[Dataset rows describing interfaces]

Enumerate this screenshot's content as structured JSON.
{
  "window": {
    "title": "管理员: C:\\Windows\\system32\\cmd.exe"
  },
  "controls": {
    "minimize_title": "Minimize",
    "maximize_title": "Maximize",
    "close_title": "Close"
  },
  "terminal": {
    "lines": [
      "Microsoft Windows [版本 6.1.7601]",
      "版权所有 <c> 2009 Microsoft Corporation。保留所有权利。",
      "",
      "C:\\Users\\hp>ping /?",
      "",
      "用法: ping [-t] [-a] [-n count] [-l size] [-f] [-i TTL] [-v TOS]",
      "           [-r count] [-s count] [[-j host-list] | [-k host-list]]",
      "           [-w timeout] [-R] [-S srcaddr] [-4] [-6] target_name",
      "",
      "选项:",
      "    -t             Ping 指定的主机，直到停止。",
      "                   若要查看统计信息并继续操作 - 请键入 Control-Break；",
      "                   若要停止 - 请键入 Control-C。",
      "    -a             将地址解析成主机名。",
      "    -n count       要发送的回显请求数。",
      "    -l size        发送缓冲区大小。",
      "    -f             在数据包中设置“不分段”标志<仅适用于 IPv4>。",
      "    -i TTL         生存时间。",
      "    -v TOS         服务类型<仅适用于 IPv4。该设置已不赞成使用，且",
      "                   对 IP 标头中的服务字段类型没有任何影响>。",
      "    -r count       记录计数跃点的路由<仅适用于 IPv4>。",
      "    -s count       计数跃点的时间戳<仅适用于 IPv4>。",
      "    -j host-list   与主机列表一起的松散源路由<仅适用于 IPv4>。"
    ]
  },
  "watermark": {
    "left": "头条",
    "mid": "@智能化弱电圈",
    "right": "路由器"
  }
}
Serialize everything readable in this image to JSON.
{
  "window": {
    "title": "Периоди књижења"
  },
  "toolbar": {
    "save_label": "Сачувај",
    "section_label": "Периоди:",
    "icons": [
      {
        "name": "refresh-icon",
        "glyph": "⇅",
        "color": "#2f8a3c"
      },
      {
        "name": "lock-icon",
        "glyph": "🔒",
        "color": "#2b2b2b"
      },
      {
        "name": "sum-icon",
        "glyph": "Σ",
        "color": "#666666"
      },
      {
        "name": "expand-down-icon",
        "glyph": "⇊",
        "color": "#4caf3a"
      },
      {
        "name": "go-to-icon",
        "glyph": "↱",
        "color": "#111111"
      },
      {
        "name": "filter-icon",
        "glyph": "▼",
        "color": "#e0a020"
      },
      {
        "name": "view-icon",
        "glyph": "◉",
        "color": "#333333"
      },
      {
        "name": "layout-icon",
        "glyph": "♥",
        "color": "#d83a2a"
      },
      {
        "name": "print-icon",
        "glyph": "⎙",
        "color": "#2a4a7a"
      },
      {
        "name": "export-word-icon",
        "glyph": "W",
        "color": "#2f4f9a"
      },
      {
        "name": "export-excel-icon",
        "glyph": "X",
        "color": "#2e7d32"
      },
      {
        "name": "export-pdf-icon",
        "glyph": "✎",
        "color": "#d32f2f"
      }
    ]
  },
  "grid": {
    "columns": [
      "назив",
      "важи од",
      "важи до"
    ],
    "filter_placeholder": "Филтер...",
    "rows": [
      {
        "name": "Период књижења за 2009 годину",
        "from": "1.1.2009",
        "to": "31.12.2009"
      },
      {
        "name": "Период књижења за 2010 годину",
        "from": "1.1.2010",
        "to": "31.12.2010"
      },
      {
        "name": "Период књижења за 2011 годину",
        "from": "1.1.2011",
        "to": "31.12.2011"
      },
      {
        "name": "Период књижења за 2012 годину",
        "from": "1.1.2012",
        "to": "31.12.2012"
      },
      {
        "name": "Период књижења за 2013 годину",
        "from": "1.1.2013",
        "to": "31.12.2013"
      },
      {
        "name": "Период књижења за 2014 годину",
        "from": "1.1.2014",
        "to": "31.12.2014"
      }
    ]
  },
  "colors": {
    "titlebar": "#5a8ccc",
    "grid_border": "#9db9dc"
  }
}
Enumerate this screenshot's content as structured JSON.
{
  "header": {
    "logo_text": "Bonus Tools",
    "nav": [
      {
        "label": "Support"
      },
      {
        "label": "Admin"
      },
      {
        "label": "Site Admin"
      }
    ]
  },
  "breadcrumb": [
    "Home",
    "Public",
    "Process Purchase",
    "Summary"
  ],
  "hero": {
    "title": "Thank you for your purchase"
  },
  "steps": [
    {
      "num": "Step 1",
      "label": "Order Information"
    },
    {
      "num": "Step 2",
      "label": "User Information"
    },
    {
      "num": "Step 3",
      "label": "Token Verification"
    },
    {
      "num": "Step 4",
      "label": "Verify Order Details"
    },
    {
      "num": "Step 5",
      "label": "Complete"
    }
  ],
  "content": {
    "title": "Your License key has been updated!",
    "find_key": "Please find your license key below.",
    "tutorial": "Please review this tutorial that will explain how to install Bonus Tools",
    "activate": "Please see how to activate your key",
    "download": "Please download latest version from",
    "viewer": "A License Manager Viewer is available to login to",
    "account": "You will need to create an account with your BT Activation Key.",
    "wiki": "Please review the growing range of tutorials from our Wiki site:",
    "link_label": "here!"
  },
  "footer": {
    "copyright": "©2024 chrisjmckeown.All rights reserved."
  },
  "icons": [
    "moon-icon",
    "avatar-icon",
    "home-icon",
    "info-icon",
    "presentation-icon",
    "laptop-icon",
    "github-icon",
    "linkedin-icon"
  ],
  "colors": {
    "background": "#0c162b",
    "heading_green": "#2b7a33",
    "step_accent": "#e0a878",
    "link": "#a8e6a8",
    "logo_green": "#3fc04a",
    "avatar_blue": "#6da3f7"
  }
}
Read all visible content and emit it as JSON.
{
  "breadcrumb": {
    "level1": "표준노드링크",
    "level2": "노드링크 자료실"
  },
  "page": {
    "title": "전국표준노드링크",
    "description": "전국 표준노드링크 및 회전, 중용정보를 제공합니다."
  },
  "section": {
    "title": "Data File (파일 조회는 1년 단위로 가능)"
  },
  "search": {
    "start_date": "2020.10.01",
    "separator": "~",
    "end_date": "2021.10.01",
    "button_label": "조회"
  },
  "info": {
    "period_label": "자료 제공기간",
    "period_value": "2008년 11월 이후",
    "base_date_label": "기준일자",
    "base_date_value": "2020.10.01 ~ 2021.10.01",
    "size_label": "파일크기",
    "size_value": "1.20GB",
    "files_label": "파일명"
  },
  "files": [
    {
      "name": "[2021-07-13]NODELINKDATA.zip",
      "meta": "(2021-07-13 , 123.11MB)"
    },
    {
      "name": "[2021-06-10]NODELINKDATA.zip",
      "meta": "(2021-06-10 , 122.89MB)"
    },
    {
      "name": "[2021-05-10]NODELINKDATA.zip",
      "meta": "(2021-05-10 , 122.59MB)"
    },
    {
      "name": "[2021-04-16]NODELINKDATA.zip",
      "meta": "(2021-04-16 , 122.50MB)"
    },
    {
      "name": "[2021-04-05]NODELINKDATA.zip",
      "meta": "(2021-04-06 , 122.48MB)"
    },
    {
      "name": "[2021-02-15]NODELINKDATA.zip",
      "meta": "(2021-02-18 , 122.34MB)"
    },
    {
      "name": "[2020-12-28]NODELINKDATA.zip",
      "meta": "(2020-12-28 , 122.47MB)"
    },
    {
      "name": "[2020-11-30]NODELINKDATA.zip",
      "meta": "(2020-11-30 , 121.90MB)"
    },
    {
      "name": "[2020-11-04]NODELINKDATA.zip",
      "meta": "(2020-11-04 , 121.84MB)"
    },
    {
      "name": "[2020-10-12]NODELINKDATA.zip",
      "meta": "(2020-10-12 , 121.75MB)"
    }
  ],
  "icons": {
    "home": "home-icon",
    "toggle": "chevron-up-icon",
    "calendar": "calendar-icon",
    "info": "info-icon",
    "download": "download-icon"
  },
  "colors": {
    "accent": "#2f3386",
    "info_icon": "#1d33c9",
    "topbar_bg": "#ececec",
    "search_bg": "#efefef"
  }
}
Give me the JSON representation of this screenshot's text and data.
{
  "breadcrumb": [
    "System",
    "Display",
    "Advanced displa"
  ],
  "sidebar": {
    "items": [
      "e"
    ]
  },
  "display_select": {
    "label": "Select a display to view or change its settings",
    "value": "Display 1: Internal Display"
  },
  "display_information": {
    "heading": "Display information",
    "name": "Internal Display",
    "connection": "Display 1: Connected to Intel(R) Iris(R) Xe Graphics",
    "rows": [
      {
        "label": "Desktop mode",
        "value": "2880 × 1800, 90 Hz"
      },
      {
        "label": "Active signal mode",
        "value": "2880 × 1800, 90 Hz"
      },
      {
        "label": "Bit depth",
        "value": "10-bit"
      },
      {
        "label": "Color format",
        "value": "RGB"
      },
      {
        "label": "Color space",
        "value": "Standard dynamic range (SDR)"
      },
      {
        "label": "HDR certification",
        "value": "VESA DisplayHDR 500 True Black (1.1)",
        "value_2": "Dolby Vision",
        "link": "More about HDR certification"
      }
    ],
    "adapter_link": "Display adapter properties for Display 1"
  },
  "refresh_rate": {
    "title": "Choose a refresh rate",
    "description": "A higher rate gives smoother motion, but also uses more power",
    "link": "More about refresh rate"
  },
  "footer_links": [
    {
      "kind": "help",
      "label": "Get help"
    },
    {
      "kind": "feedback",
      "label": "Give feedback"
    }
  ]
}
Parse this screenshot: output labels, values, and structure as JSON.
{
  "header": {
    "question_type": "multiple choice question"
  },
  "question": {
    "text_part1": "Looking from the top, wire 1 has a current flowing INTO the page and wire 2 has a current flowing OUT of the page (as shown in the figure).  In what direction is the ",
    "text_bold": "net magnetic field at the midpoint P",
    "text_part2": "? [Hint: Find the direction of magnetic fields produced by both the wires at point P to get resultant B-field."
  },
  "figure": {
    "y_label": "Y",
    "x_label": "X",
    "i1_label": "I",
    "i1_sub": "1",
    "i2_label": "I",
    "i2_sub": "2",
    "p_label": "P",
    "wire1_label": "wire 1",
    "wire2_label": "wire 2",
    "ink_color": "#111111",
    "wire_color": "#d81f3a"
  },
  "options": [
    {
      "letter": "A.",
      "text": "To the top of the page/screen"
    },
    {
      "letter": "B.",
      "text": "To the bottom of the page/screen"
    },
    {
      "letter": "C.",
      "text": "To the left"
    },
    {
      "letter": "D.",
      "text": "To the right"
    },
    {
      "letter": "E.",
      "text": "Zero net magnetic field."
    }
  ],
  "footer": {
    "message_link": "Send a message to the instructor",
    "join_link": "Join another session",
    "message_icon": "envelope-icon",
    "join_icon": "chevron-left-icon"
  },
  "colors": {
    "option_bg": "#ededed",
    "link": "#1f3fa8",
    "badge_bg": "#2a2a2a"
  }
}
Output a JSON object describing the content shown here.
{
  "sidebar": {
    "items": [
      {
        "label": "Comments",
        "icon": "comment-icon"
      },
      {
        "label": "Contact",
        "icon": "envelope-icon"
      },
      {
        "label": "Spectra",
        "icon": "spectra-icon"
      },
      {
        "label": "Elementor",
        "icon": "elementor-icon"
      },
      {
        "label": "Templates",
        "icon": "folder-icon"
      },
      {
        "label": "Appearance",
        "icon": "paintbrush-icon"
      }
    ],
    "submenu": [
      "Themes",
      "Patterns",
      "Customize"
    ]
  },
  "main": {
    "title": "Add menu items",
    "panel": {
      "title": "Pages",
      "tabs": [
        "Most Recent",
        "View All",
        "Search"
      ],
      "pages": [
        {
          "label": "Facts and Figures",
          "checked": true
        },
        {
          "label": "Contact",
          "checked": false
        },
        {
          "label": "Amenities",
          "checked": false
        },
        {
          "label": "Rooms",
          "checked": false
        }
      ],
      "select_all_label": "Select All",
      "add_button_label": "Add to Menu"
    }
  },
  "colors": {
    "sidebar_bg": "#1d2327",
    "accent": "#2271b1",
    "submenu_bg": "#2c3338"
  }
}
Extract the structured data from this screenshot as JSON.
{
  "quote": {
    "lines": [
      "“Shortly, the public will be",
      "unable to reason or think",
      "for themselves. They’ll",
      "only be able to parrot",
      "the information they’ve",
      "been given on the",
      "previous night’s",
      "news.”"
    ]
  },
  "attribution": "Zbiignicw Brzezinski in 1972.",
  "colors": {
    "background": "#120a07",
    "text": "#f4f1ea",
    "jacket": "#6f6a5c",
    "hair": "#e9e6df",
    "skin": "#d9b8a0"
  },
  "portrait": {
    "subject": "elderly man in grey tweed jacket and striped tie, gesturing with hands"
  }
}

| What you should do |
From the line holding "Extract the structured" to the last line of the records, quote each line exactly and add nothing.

| Result below |
Extract the structured data from this screenshot as JSON.
{
  "quote": {
    "lines": [
      "“Shortly, the public will be",
      "unable to reason or think",
      "for themselves. They’ll",
      "only be able to parrot",
      "the information they’ve",
      "been given on the",
      "previous night’s",
      "news.”"
    ]
  },
  "attribution": "Zbiignicw Brzezinski in 1972.",
  "colors": {
    "background": "#120a07",
    "text": "#f4f1ea",
    "jacket": "#6f6a5c",
    "hair": "#e9e6df",
    "skin": "#d9b8a0"
  },
  "portrait": {
    "subject": "elderly man in grey tweed jacket and striped tie, gesturing with hands"
  }
}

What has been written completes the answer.